The resolution also mentioned other regional infrastructure projects such as the Turkmenistan- Afghanistan-Pakistan-India (TAPI) gas pipeline project and the recently signed Chabahar port project between India and Iran.
Chinese President Xi Jinping proposed the One Belt, One Road Project as soon as he assumed the power in 2013. Xi's project essentially aims to bring a trade revolution by connecting China with rest of Eurasia through a series of massive infrastructure projects.
China claims that at least 100 countries spanning across different continents have lent their support to its flagship project.
UN support may leave India Miffed
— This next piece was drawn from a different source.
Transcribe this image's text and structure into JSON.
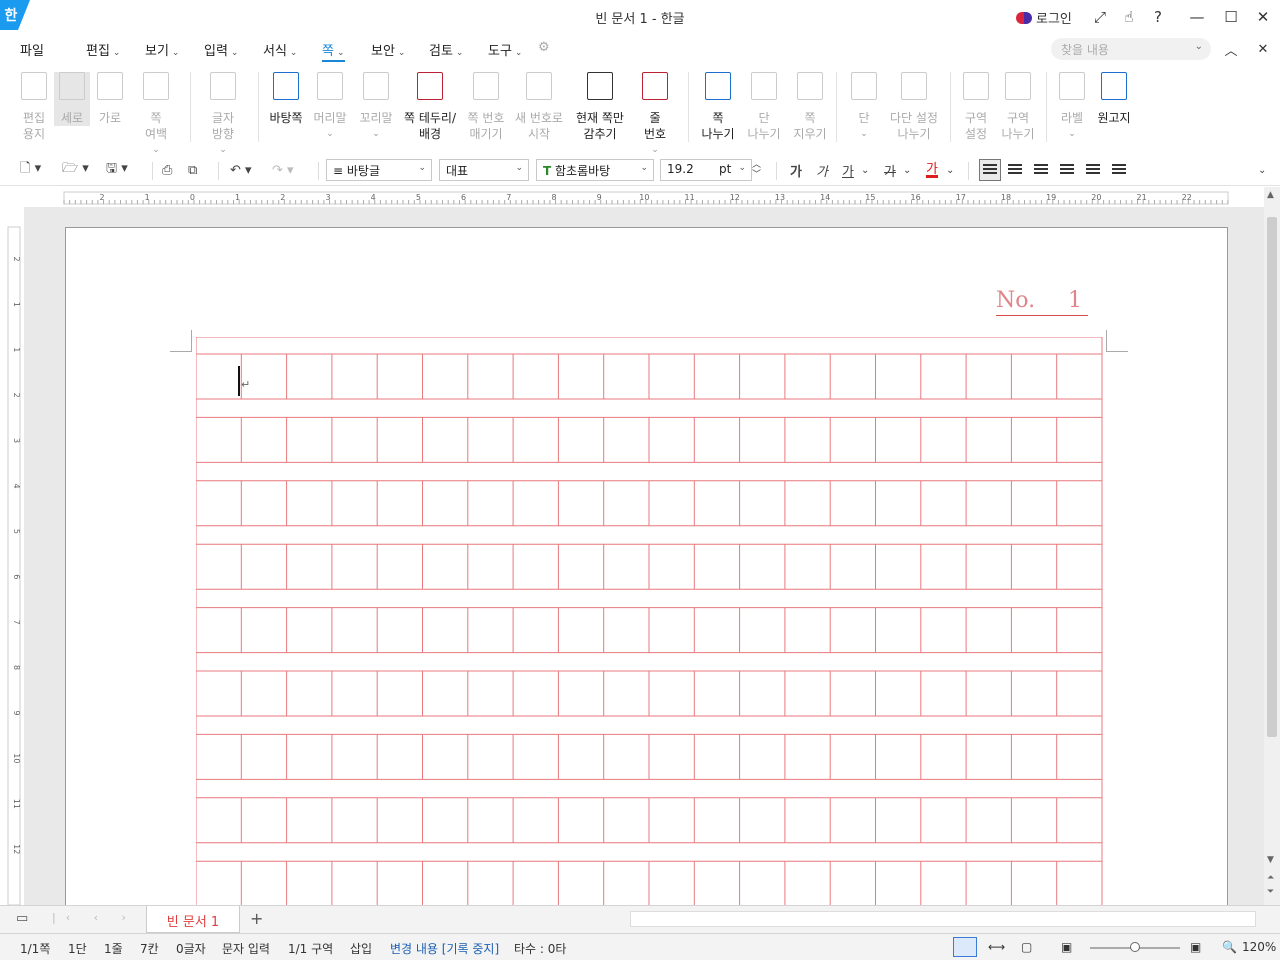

The UN's support for the Maritime Silk Road project may leave India - China's regional rival - completely annoyed. New Delhi has repeatedly stated that its security is severely compromised due to China-Pakistan Economic Corridor's (CPEC), a part of One Belt Project, which passes through Pakistan Occupied Kashmir (POK).
The Indian government has lodged a protest over this issue with Beijing and Islamabad. But both countries, who share an acrimonious relation with India, have not paid any heed to New Delhi's concerns.
Kashmir is a disputed territory between India and Pakistan, with both South Asian countries staking claim over the Himalayan region. The region has been split between the two countries through a Line of Control (LOC) since 1947. Both countries have fought four wars over the region.
The Indian government has so far not commented on UN's support for China's flagship project. But the local media has taken a critical note of it, claiming that the UN support has put India's sovereign claim over Kashmir in danger.